*What the exercise asks*.
Please filter the listing below and copy out the lines that hold "stage".

*Records for the task*.
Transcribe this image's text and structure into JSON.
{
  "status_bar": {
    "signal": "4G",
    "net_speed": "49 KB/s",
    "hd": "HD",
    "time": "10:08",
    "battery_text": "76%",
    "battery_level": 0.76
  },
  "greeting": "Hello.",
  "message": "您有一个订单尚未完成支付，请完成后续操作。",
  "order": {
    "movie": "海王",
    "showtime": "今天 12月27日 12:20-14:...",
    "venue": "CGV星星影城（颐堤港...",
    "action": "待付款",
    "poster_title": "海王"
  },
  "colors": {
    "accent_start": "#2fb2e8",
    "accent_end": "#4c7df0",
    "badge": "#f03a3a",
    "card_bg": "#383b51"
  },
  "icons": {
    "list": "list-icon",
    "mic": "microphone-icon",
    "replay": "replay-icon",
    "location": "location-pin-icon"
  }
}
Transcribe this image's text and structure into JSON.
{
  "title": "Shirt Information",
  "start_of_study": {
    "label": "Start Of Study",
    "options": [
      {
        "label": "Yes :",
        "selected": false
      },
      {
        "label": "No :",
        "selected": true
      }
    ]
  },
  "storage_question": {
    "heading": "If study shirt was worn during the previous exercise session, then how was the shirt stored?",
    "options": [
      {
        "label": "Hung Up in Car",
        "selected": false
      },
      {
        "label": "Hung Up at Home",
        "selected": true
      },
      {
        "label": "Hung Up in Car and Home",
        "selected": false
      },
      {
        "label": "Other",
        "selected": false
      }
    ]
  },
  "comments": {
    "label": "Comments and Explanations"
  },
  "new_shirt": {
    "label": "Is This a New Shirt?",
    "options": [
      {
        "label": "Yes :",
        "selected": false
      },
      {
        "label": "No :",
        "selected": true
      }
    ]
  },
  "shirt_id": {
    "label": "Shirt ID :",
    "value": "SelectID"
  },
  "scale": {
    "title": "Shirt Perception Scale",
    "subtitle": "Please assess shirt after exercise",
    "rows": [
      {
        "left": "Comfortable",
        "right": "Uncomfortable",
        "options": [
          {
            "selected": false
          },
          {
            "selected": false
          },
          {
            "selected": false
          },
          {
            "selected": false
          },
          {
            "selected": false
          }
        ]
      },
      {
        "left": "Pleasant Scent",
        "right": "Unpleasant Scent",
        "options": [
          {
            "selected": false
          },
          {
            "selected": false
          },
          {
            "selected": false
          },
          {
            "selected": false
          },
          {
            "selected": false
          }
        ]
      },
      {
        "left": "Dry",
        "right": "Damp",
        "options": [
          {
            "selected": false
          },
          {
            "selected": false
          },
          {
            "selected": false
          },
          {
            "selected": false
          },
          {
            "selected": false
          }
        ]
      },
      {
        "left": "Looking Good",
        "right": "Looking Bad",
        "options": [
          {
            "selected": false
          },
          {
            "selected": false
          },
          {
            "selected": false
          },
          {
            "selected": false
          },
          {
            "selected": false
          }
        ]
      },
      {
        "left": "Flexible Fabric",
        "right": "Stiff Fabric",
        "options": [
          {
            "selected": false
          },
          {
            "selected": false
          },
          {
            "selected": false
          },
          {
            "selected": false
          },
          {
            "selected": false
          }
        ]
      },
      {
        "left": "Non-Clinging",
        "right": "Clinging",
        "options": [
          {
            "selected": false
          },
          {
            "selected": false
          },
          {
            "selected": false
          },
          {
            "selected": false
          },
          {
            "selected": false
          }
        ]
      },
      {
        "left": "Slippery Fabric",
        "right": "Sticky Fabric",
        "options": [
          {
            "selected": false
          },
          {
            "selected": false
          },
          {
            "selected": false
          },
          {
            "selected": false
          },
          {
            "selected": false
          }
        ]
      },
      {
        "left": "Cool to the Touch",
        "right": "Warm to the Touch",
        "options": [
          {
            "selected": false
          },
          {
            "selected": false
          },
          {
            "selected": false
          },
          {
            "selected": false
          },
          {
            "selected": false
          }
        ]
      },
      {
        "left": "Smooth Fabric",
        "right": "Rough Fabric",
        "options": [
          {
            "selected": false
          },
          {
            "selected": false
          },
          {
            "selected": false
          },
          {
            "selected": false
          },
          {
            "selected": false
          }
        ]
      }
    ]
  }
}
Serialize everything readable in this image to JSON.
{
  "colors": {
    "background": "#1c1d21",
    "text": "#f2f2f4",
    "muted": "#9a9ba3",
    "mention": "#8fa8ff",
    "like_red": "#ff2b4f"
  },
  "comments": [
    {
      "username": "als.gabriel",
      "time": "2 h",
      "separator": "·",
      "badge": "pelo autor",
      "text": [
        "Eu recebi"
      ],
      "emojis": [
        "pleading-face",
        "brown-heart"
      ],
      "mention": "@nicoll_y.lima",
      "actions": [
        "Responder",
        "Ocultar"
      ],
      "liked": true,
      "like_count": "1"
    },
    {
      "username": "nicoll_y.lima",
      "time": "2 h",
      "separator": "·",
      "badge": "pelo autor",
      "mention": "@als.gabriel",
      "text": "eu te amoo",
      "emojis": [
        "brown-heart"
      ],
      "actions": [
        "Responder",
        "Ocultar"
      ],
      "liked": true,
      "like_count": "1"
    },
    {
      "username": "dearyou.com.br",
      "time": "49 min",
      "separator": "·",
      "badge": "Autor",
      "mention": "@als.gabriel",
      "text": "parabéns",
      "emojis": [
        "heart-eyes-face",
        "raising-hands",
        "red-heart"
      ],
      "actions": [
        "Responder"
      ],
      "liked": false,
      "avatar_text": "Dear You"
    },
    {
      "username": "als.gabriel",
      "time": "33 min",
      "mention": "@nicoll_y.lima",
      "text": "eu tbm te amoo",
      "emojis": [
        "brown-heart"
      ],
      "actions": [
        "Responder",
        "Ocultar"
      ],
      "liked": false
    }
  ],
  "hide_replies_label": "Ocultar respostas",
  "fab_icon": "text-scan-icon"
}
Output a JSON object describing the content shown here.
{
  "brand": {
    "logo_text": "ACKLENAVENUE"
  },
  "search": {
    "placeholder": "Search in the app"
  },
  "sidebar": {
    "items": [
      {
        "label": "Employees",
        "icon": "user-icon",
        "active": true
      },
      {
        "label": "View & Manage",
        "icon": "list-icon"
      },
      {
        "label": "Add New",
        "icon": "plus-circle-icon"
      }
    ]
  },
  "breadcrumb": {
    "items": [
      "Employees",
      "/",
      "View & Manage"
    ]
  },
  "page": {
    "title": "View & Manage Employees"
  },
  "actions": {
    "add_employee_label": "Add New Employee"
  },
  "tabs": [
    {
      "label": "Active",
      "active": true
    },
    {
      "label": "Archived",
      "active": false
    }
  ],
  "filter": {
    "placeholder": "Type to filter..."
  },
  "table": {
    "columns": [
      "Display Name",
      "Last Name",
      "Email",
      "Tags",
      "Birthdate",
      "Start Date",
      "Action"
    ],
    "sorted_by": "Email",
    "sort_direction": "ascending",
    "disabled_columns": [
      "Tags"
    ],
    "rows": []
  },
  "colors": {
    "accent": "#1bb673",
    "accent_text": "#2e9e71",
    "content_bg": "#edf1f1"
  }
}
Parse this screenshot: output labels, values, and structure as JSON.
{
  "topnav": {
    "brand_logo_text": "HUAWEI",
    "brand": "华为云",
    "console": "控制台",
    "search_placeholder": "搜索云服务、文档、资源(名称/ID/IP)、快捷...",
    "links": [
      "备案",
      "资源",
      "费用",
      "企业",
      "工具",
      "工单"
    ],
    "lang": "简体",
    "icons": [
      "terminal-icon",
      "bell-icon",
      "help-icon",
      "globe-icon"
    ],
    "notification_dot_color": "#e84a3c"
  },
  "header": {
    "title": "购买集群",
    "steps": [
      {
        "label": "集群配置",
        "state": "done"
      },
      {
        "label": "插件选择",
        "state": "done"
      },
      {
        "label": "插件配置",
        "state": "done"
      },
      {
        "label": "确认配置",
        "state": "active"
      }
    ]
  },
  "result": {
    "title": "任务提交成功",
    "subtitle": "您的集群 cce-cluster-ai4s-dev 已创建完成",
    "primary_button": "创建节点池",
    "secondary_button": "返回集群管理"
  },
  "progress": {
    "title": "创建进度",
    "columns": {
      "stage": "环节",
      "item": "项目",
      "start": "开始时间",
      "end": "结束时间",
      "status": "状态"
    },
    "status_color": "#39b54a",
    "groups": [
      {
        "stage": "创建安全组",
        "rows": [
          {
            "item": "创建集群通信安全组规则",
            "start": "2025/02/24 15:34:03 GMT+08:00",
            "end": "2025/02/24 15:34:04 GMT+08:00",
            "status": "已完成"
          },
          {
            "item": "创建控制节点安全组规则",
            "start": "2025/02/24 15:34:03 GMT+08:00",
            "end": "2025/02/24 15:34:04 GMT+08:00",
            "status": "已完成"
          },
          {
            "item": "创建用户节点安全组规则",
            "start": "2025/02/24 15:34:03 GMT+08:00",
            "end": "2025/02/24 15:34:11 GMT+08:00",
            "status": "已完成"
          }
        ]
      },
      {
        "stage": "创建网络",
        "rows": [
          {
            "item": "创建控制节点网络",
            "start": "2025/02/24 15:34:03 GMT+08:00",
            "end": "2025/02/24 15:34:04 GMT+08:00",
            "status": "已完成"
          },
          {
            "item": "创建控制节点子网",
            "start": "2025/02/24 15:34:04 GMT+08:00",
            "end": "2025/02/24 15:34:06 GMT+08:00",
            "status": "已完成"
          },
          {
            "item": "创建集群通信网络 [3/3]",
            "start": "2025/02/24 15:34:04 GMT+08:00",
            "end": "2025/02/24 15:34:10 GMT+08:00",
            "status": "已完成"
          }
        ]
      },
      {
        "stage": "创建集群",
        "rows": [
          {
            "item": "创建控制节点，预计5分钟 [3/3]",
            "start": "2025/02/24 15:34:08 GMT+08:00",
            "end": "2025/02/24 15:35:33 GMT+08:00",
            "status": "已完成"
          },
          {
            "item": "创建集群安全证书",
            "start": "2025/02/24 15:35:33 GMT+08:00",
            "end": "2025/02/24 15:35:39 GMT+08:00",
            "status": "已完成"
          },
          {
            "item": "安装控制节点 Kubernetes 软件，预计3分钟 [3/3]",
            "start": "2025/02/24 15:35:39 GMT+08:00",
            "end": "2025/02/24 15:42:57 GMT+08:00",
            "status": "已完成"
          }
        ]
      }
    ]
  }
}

*Answer space*.
      "stage": "环节",
        "stage": "创建安全组",
        "stage": "创建网络",
        "stage": "创建集群",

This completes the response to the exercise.